A report from the state comptroller finds local governments in New York are struggling financially. Around 10 percent are running deficits or suffering from cash flow problems, and there is no end in sight.
State Comptroller Tom DiNapoli finds that out of more than 4,000 local governments and school districts, 300 report budget deficits, and 100 do not have enough cash on hand to pay all of their bills.
Many municipalities that are in the black are only keeping afloat financially by spending down their reserves. DiNapoli says the financial squeeze comes as the recession continues to linger, tax revenues and state and federal aid decline, and health care costs for governments grow.
“It’s the new fiscal reality,” Di Napoli said.
The declines in aid and revenue total more than $400 million dollars. DiNapoli says cities are feeling the greatest pressure but suburban and rural areas are also hurting, as sales tax revenues shrink and property values decline. The housing slump has meant fewer houses bought and sold, and the mortgage recording tax revenue is down.
DiNapoli says the recently enacted property tax cap is another hurdle for local governments, though he says political pressure have kept taxes from rising at previous levels. Instead, governments are resorting to spending cuts and are reducing police and fire protection, garbage collection, recreational programs and road repair.
Even with lower tax increases and spending cuts, eight counties, cities and villages are reaching their constitutional taxing limit, and face a cut-off of all state aid if they raise taxes any higher.
But even worse, the comptroller’s report finds that many municipalities don’t even fully grasp the scope of their fiscal troubles, due to poor budgeting practices like overestimating revenue and underestimating costs.
“If you don’t have your own budget house in proper order, where at least you’re dealing with honest numbers, you’re going to find yourself really caught in a tough situation,” DiNapoli said.
The comptroller says in the long term, an improved economy, and perhaps government consolidation could ease the pressure. But he says in the short run, there aren’t any simple solutions or fixes.
“It’s going to mean in the short run, continuing to make very tough choices on spending,” DiNapoli said. “We can’t escape that.”

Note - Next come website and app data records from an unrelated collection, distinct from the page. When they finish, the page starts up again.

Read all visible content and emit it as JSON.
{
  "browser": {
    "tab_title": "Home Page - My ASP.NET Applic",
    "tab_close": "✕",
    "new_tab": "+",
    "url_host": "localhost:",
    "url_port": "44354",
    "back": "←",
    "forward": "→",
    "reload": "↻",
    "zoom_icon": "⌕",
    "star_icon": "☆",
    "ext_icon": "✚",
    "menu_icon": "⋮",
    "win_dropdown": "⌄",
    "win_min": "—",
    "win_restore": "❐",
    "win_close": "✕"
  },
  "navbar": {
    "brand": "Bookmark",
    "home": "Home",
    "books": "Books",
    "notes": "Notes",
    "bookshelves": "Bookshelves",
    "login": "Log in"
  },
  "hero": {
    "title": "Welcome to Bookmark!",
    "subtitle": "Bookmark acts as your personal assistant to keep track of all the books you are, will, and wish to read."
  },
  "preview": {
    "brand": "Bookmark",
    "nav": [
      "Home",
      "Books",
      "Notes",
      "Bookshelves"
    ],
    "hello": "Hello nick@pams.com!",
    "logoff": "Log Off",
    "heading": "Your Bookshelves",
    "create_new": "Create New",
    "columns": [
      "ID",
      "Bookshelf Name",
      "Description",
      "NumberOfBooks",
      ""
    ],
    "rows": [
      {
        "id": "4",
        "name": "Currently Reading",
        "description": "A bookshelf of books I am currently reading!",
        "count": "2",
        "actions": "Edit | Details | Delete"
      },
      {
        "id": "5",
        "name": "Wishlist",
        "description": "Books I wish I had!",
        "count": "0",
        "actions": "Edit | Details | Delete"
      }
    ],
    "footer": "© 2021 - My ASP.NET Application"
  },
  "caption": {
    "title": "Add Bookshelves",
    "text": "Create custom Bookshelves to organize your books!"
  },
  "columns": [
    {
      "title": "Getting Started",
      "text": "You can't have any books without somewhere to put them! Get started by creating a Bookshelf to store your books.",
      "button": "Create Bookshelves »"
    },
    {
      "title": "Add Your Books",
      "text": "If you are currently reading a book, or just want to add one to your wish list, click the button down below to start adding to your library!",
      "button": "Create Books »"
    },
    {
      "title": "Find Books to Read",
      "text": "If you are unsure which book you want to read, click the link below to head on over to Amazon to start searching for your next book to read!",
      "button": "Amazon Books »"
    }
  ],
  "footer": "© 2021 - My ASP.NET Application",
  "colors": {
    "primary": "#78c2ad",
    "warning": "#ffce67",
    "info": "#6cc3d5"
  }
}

The comptroller says his report did not find that any municipalities are in any immediate danger of bankruptcy, like some local governments in California. But he says it is possible that some cities, towns or villages could find themselves under the strictures of a state appointed financial control board in the future.